Coffee has become ubiquitous. This is easy to take for granted, but it’s only a recent development. Before the 20th century, you wouldn’t expect just any restaurant or household to have coffee to serve. Because of its recent global boom, the coffee world has had many branches as it adjusts to demand and settles into a role in our daily lives. 

One of these branches is big coffee—commodity coffee—which is bought and sold by huge companies to maximize uniformity and profit. The branch that we inhabit, and that most excites us, is specialty coffee that comes from small holder farms. The difference between the two is stark, both in the taste of the coffee and in the people who grow, harvest, process, roast, brew, and drink it.

Where specialty coffee is grown, great pride and care is taken in selecting ripe cherries, and processing those cherries to highlight the natural beauty of that coffee and its environment. These small (and often family owned and operated) farms devote their attention to growing the best possible coffee trees, whereas big coffee’s only concern is maximizing production.

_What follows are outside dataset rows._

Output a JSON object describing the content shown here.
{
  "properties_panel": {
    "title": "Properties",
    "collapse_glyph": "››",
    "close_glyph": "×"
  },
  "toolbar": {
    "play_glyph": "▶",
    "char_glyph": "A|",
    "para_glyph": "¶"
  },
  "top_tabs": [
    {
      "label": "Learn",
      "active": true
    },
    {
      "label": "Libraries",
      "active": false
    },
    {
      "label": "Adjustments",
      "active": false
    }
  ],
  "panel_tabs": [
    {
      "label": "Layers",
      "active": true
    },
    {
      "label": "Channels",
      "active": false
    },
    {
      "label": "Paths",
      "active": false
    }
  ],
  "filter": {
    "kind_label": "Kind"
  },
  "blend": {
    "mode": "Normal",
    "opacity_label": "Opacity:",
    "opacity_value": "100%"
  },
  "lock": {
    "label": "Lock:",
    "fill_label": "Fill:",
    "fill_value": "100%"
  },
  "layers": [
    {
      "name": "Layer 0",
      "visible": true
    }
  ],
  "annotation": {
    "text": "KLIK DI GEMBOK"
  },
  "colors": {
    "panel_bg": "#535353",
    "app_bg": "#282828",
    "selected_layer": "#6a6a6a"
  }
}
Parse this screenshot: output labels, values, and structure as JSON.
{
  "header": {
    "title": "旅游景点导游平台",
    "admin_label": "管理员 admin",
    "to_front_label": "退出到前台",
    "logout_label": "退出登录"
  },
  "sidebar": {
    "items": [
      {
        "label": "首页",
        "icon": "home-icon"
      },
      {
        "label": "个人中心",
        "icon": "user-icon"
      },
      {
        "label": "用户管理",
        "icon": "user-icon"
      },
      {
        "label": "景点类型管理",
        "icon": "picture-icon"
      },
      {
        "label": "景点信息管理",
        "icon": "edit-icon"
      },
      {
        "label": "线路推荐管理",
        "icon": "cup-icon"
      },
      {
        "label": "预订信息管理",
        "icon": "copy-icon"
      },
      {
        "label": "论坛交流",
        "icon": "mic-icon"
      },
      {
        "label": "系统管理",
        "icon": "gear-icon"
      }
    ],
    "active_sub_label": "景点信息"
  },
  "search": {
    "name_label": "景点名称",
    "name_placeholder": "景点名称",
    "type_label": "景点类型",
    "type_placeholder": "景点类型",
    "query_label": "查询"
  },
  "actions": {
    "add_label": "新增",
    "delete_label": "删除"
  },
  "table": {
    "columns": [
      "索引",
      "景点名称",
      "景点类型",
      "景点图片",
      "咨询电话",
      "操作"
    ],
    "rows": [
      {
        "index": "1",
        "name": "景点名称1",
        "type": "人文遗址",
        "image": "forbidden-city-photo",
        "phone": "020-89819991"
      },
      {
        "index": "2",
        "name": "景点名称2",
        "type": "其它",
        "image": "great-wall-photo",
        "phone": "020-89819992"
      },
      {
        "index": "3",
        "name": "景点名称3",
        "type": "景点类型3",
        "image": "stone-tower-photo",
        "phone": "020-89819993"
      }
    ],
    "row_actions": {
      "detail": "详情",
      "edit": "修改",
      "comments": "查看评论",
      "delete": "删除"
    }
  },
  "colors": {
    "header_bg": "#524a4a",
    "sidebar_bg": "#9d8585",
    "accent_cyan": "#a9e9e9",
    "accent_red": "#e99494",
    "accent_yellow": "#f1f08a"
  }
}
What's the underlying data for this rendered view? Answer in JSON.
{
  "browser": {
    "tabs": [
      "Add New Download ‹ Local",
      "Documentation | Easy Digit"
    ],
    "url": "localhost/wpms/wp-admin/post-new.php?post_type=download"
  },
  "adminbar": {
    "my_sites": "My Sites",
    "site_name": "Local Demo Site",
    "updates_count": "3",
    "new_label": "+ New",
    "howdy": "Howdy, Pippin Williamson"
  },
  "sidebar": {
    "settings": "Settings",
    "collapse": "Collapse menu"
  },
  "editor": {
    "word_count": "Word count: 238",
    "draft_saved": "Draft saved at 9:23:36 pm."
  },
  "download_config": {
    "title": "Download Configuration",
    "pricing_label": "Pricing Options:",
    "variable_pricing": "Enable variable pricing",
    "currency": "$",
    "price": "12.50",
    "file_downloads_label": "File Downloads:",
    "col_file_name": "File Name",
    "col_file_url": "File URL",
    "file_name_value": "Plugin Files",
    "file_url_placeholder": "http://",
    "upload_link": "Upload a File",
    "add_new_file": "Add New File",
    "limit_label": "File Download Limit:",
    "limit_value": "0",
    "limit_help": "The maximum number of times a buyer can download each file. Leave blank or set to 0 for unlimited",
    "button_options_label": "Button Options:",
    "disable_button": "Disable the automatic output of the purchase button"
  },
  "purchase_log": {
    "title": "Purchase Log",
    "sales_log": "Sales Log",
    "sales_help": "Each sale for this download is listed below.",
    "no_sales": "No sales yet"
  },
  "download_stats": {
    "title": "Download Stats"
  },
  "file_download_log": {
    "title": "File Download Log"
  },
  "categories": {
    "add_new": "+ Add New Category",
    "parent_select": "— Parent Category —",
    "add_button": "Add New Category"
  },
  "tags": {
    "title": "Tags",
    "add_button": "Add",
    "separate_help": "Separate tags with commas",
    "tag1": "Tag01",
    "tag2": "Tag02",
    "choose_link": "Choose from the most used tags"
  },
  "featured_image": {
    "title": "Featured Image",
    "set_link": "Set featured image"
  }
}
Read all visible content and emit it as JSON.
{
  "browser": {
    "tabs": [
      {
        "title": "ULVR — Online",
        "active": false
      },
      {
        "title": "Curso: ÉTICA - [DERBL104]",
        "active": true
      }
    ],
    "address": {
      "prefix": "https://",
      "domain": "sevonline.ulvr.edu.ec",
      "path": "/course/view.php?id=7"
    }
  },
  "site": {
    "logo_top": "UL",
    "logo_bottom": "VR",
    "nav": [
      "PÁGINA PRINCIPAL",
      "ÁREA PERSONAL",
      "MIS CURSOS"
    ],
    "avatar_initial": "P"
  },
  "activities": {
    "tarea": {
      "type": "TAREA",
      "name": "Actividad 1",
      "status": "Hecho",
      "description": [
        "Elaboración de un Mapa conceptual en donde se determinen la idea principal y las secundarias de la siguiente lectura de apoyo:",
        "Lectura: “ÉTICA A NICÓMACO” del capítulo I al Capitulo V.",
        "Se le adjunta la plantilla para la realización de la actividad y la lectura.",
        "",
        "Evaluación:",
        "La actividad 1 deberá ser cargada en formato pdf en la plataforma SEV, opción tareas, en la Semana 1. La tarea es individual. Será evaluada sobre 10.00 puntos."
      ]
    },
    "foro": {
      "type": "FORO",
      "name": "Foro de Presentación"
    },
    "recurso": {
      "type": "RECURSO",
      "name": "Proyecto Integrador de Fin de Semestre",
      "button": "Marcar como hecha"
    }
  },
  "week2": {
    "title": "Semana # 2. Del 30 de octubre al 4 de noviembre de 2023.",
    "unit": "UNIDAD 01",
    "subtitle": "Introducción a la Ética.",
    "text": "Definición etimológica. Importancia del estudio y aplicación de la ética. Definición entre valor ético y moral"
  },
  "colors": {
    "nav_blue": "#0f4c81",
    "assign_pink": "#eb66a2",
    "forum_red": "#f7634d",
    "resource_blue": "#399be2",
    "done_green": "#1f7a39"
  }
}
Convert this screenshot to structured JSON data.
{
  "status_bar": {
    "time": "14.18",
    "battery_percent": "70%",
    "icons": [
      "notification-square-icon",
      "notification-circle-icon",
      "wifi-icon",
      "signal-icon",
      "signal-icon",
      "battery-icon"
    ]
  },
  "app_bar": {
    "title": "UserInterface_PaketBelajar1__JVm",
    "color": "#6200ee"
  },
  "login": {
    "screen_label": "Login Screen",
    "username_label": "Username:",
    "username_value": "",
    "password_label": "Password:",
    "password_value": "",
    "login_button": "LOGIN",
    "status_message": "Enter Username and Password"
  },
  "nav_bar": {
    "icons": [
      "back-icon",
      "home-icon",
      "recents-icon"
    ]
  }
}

By prioritizing transparency, small lot farmers earn enough to make meaningful improvements to their families’ lives. In some cases, the new infrastructure that aids in coffee production also brings benefits to the whole community, such as more accessible water. Furthermore, many of the co-ops that process the the coffee we purchase are continually contributing to their respective communities by building schools and providing scholarships. 

Because so much care and attention goes into cultivating great beans and quality relationships, the next logical step is to put much more care into the preparation of the coffee, so roasting is approached much differently with small holder coffee. The goal is to highlight what makes each coffee uniquely delicious. Thus light and light-toward-medium roasts become much more common, as darker roasting only serves to mask nuances in the coffee, like masking a meal with a heavy sauce.

We are massively inspired by the ways coffee is expanding in the world of specialty small-holder farms, and proud to be a part of that movement. The people involved lead better lives, the impact on the environment is more sustainable, and the coffee tastes better. Like much, much better.